with an increase of pace. Link tells us, “There was a tightening sensation in my chest”,

“and when the door slammed I cried out”.

This shows tension both within the character and writing which then transfers into
the reader. This increase of tension increases until, “He was bending over me,
brandishing his garrotte, when the siren sounded. ” Swindells uses this to send
almost a wave of relief over the reader. Swindells relaxes his writing style towards the
end. The plot has been unravelled and now needs rounding off. However, after this
initial reaction of relief the reader is dismayed to discover that there is no happy
ending for Link who continues to be homeless and has now lost his hope of love.

By effectively creating a sense of tension and a varied pace Swindells managed to


integrate and intertwine two main characters into one plot. He does this by using
first person narrative and imagery to create an atmosphere so that by the end of the
novel a surge of relief comes over the reader.
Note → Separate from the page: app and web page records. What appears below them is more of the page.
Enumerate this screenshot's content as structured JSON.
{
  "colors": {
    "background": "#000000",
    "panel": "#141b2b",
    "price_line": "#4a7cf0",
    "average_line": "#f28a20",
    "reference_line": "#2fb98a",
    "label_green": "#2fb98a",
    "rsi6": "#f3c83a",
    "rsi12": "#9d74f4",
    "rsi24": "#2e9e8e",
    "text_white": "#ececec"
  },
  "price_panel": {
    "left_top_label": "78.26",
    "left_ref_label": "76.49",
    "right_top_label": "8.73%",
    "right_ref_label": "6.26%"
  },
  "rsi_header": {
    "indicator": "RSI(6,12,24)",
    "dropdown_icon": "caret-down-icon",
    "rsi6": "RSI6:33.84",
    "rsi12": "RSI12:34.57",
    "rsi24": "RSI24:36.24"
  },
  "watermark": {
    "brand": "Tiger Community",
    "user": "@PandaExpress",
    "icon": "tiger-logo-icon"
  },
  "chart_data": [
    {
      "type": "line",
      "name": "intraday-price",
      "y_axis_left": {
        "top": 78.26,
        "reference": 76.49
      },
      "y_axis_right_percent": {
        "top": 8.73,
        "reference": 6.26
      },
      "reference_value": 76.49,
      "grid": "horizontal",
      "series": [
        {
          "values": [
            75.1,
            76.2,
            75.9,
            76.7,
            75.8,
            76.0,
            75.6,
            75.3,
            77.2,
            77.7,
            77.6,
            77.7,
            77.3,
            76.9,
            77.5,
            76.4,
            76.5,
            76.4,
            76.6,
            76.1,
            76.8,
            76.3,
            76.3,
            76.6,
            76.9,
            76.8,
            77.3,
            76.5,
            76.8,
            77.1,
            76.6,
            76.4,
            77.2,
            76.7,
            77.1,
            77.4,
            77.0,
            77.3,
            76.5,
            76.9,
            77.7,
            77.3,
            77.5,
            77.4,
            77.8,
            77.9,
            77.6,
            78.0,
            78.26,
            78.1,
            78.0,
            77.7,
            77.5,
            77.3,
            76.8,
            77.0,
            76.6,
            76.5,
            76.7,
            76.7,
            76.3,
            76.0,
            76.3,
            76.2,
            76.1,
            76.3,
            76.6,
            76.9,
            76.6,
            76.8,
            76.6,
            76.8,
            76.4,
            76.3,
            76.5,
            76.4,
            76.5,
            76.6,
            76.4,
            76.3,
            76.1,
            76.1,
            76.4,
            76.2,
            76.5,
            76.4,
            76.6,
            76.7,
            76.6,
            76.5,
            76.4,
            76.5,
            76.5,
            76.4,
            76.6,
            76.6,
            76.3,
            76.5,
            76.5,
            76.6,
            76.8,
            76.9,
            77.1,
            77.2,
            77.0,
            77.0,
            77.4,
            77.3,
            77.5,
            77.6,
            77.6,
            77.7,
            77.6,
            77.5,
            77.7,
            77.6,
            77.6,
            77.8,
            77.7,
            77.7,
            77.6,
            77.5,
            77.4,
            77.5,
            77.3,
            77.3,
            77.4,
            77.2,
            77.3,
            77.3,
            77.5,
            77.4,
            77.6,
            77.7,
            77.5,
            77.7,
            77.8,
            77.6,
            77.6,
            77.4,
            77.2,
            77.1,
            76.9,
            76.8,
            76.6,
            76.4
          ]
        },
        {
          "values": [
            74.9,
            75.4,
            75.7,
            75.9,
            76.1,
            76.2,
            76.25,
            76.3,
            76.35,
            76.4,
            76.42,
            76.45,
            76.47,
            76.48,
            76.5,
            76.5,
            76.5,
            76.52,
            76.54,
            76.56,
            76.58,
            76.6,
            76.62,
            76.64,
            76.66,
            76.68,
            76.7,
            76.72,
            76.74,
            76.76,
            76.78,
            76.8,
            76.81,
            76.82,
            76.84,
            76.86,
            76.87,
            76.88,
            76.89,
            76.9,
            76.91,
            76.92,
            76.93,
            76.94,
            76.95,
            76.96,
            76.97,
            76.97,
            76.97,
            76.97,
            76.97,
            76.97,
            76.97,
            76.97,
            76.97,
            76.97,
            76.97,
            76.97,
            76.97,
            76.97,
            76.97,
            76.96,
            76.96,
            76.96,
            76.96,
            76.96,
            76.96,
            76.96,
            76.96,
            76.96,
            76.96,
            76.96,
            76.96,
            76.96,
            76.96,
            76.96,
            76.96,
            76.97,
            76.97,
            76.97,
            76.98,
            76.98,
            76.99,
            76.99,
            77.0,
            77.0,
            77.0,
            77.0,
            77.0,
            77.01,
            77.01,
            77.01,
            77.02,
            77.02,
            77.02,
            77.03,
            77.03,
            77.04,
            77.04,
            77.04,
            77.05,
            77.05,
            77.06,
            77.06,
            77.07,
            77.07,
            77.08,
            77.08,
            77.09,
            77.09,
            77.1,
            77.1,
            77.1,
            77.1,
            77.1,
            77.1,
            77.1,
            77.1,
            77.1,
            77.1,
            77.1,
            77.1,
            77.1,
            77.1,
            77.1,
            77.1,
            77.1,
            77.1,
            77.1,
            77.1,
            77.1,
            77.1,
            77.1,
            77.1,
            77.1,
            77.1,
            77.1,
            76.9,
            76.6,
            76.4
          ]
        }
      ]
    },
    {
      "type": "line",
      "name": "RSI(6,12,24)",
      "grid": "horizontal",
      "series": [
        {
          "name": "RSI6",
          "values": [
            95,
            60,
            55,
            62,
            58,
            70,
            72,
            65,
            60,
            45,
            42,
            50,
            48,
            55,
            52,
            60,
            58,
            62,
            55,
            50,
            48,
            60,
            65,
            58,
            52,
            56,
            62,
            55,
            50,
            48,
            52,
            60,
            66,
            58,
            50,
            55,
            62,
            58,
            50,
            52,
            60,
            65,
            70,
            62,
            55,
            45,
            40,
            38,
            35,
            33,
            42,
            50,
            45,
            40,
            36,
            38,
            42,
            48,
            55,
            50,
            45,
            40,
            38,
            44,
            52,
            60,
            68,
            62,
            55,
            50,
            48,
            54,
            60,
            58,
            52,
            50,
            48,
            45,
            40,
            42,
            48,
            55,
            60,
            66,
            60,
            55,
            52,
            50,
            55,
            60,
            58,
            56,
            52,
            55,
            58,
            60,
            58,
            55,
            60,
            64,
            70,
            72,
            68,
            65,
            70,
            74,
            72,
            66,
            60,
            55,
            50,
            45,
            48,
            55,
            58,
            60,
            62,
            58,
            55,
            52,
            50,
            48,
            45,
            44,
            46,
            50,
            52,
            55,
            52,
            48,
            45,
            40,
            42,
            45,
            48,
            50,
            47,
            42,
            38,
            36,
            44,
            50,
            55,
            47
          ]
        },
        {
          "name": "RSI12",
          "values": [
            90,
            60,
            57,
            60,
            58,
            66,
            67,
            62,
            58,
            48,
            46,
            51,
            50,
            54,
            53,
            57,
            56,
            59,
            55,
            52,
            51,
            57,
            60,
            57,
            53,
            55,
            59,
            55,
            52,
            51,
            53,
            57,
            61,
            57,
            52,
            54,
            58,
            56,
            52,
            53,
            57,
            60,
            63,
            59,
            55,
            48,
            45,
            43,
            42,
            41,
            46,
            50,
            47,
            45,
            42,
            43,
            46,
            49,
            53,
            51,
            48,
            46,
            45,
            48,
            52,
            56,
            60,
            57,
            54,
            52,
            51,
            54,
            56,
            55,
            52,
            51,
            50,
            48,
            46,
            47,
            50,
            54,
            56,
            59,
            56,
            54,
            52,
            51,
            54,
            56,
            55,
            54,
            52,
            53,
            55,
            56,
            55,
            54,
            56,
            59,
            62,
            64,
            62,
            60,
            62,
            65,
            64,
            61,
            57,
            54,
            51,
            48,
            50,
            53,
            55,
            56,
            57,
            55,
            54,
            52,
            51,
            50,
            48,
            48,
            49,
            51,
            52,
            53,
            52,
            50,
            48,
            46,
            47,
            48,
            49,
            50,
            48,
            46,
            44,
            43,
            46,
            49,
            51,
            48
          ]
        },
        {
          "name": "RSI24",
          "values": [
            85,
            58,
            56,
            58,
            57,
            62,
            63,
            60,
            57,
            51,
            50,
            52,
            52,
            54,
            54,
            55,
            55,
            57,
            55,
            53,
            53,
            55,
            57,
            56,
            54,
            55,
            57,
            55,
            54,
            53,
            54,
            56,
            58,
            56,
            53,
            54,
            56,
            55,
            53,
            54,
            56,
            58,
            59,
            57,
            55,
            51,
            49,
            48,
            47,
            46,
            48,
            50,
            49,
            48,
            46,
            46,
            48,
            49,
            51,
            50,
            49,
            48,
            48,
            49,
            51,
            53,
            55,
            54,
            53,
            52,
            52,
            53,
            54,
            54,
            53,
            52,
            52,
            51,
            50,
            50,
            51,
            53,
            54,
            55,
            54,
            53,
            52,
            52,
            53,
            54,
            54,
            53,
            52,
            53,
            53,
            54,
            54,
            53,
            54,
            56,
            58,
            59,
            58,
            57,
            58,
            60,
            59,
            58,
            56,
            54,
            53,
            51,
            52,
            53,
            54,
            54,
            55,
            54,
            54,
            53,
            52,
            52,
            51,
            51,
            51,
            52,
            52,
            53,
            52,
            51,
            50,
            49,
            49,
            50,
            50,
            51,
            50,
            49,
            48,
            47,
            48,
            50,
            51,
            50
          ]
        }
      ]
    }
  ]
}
At the end of the novel Swindells
concludes with a rhetorical question, “It’s a free country right? ” because Link will
never be free whilst he lives on the streets and he will never be free of his memories
of Shelter.